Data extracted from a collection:
================================

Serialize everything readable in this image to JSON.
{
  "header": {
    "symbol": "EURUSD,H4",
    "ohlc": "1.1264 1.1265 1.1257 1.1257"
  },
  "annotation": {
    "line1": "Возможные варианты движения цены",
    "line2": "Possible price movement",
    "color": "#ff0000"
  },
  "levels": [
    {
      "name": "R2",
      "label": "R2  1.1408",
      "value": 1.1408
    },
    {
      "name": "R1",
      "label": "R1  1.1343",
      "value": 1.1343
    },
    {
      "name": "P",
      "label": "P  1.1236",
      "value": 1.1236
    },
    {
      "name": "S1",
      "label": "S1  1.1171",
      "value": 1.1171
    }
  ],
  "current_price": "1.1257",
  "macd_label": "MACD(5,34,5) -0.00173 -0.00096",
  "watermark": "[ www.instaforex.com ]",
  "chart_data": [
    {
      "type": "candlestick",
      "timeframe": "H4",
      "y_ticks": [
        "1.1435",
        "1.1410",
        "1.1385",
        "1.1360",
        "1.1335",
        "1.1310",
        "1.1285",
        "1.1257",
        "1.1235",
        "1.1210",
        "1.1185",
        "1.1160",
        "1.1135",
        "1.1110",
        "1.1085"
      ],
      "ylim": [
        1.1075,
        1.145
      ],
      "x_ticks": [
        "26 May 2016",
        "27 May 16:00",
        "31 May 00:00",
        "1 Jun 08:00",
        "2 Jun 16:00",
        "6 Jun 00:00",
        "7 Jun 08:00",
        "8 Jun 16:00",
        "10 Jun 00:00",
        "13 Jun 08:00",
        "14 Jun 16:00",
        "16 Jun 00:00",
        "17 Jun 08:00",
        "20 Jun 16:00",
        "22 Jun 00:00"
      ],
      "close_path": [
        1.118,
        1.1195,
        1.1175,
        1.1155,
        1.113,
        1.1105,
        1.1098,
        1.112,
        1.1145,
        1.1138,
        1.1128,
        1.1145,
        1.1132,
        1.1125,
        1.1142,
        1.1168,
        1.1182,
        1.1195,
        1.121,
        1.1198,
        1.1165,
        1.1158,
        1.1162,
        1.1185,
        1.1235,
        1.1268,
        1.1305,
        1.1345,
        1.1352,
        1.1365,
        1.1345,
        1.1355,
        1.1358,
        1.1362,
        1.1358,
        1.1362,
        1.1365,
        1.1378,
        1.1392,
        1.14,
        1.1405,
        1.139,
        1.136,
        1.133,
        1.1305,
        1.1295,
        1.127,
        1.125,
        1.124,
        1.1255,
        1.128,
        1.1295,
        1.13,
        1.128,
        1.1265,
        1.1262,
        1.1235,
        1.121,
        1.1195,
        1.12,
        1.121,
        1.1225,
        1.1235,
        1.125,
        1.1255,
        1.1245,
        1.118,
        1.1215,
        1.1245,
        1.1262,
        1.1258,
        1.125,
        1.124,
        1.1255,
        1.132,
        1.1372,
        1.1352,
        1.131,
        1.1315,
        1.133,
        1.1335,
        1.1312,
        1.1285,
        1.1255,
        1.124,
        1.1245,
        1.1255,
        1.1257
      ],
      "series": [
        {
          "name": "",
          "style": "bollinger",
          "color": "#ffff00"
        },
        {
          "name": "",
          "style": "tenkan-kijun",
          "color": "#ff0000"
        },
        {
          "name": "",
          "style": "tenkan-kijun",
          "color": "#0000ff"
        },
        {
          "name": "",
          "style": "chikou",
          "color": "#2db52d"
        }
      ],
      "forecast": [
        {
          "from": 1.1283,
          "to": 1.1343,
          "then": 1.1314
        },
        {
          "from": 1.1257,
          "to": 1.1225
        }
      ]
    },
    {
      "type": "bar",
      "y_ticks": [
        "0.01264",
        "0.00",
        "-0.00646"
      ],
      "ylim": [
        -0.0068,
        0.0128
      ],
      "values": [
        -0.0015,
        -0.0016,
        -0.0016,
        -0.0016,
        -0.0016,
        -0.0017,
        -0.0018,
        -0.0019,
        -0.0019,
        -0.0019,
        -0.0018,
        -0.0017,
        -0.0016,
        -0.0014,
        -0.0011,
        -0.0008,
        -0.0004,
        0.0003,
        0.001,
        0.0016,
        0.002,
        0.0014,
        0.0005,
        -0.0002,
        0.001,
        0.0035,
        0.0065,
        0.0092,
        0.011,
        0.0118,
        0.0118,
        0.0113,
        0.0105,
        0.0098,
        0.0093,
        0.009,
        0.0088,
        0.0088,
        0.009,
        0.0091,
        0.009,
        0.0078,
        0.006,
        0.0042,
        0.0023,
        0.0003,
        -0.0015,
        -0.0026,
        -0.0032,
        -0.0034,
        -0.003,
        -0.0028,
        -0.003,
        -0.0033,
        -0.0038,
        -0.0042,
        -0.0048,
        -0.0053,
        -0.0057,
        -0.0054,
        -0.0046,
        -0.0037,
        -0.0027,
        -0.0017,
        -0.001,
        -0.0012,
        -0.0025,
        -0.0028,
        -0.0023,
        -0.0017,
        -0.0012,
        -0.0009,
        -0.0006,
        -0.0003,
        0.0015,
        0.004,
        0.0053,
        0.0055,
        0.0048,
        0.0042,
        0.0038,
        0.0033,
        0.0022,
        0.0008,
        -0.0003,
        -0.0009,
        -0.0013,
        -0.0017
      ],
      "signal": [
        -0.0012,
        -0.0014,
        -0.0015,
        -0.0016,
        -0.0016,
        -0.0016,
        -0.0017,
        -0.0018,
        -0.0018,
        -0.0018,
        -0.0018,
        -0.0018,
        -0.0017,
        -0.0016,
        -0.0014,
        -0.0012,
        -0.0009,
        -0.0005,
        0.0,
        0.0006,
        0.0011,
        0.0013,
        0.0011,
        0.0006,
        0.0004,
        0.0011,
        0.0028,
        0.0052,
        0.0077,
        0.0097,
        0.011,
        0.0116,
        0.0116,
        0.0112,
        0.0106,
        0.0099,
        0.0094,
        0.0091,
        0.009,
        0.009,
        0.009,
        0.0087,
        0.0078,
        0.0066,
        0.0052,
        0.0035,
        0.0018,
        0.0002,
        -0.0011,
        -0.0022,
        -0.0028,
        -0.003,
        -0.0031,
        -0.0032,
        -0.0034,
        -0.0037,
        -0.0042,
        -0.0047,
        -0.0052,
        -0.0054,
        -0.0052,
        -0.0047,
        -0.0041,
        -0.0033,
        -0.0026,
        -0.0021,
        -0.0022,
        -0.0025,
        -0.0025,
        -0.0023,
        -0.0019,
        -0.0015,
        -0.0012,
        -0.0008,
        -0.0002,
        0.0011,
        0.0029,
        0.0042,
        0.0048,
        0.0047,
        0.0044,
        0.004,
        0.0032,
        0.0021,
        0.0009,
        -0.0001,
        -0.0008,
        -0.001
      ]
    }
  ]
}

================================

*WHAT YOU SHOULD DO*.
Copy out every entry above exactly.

*TASK ANSWER*.
Serialize everything readable in this image to JSON.
{
  "header": {
    "symbol": "EURUSD,H4",
    "ohlc": "1.1264 1.1265 1.1257 1.1257"
  },
  "annotation": {
    "line1": "Возможные варианты движения цены",
    "line2": "Possible price movement",
    "color": "#ff0000"
  },
  "levels": [
    {
      "name": "R2",
      "label": "R2  1.1408",
      "value": 1.1408
    },
    {
      "name": "R1",
      "label": "R1  1.1343",
      "value": 1.1343
    },
    {
      "name": "P",
      "label": "P  1.1236",
      "value": 1.1236
    },
    {
      "name": "S1",
      "label": "S1  1.1171",
      "value": 1.1171
    }
  ],
  "current_price": "1.1257",
  "macd_label": "MACD(5,34,5) -0.00173 -0.00096",
  "watermark": "[ www.instaforex.com ]",
  "chart_data": [
    {
      "type": "candlestick",
      "timeframe": "H4",
      "y_ticks": [
        "1.1435",
        "1.1410",
        "1.1385",
        "1.1360",
        "1.1335",
        "1.1310",
        "1.1285",
        "1.1257",
        "1.1235",
        "1.1210",
        "1.1185",
        "1.1160",
        "1.1135",
        "1.1110",
        "1.1085"
      ],
      "ylim": [
        1.1075,
        1.145
      ],
      "x_ticks": [
        "26 May 2016",
        "27 May 16:00",
        "31 May 00:00",
        "1 Jun 08:00",
        "2 Jun 16:00",
        "6 Jun 00:00",
        "7 Jun 08:00",
        "8 Jun 16:00",
        "10 Jun 00:00",
        "13 Jun 08:00",
        "14 Jun 16:00",
        "16 Jun 00:00",
        "17 Jun 08:00",
        "20 Jun 16:00",
        "22 Jun 00:00"
      ],
      "close_path": [
        1.118,
        1.1195,
        1.1175,
        1.1155,
        1.113,
        1.1105,
        1.1098,
        1.112,
        1.1145,
        1.1138,
        1.1128,
        1.1145,
        1.1132,
        1.1125,
        1.1142,
        1.1168,
        1.1182,
        1.1195,
        1.121,
        1.1198,
        1.1165,
        1.1158,
        1.1162,
        1.1185,
        1.1235,
        1.1268,
        1.1305,
        1.1345,
        1.1352,
        1.1365,
        1.1345,
        1.1355,
        1.1358,
        1.1362,
        1.1358,
        1.1362,
        1.1365,
        1.1378,
        1.1392,
        1.14,
        1.1405,
        1.139,
        1.136,
        1.133,
        1.1305,
        1.1295,
        1.127,
        1.125,
        1.124,
        1.1255,
        1.128,
        1.1295,
        1.13,
        1.128,
        1.1265,
        1.1262,
        1.1235,
        1.121,
        1.1195,
        1.12,
        1.121,
        1.1225,
        1.1235,
        1.125,
        1.1255,
        1.1245,
        1.118,
        1.1215,
        1.1245,
        1.1262,
        1.1258,
        1.125,
        1.124,
        1.1255,
        1.132,
        1.1372,
        1.1352,
        1.131,
        1.1315,
        1.133,
        1.1335,
        1.1312,
        1.1285,
        1.1255,
        1.124,
        1.1245,
        1.1255,
        1.1257
      ],
      "series": [
        {
          "name": "",
          "style": "bollinger",
          "color": "#ffff00"
        },
        {
          "name": "",
          "style": "tenkan-kijun",
          "color": "#ff0000"
        },
        {
          "name": "",
          "style": "tenkan-kijun",
          "color": "#0000ff"
        },
        {
          "name": "",
          "style": "chikou",
          "color": "#2db52d"
        }
      ],
      "forecast": [
        {
          "from": 1.1283,
          "to": 1.1343,
          "then": 1.1314
        },
        {
          "from": 1.1257,
          "to": 1.1225
        }
      ]
    },
    {
      "type": "bar",
      "y_ticks": [
        "0.01264",
        "0.00",
        "-0.00646"
      ],
      "ylim": [
        -0.0068,
        0.0128
      ],
      "values": [
        -0.0015,
        -0.0016,
        -0.0016,
        -0.0016,
        -0.0016,
        -0.0017,
        -0.0018,
        -0.0019,
        -0.0019,
        -0.0019,
        -0.0018,
        -0.0017,
        -0.0016,
        -0.0014,
        -0.0011,
        -0.0008,
        -0.0004,
        0.0003,
        0.001,
        0.0016,
        0.002,
        0.0014,
        0.0005,
        -0.0002,
        0.001,
        0.0035,
        0.0065,
        0.0092,
        0.011,
        0.0118,
        0.0118,
        0.0113,
        0.0105,
        0.0098,
        0.0093,
        0.009,
        0.0088,
        0.0088,
        0.009,
        0.0091,
        0.009,
        0.0078,
        0.006,
        0.0042,
        0.0023,
        0.0003,
        -0.0015,
        -0.0026,
        -0.0032,
        -0.0034,
        -0.003,
        -0.0028,
        -0.003,
        -0.0033,
        -0.0038,
        -0.0042,
        -0.0048,
        -0.0053,
        -0.0057,
        -0.0054,
        -0.0046,
        -0.0037,
        -0.0027,
        -0.0017,
        -0.001,
        -0.0012,
        -0.0025,
        -0.0028,
        -0.0023,
        -0.0017,
        -0.0012,
        -0.0009,
        -0.0006,
        -0.0003,
        0.0015,
        0.004,
        0.0053,
        0.0055,
        0.0048,
        0.0042,
        0.0038,
        0.0033,
        0.0022,
        0.0008,
        -0.0003,
        -0.0009,
        -0.0013,
        -0.0017
      ],
      "signal": [
        -0.0012,
        -0.0014,
        -0.0015,
        -0.0016,
        -0.0016,
        -0.0016,
        -0.0017,
        -0.0018,
        -0.0018,
        -0.0018,
        -0.0018,
        -0.0018,
        -0.0017,
        -0.0016,
        -0.0014,
        -0.0012,
        -0.0009,
        -0.0005,
        0.0,
        0.0006,
        0.0011,
        0.0013,
        0.0011,
        0.0006,
        0.0004,
        0.0011,
        0.0028,
        0.0052,
        0.0077,
        0.0097,
        0.011,
        0.0116,
        0.0116,
        0.0112,
        0.0106,
        0.0099,
        0.0094,
        0.0091,
        0.009,
        0.009,
        0.009,
        0.0087,
        0.0078,
        0.0066,
        0.0052,
        0.0035,
        0.0018,
        0.0002,
        -0.0011,
        -0.0022,
        -0.0028,
        -0.003,
        -0.0031,
        -0.0032,
        -0.0034,
        -0.0037,
        -0.0042,
        -0.0047,
        -0.0052,
        -0.0054,
        -0.0052,
        -0.0047,
        -0.0041,
        -0.0033,
        -0.0026,
        -0.0021,
        -0.0022,
        -0.0025,
        -0.0025,
        -0.0023,
        -0.0019,
        -0.0015,
        -0.0012,
        -0.0008,
        -0.0002,
        0.0011,
        0.0029,
        0.0042,
        0.0048,
        0.0047,
        0.0044,
        0.004,
        0.0032,
        0.0021,
        0.0009,
        -0.0001,
        -0.0008,
        -0.001
      ]
    }
  ]
}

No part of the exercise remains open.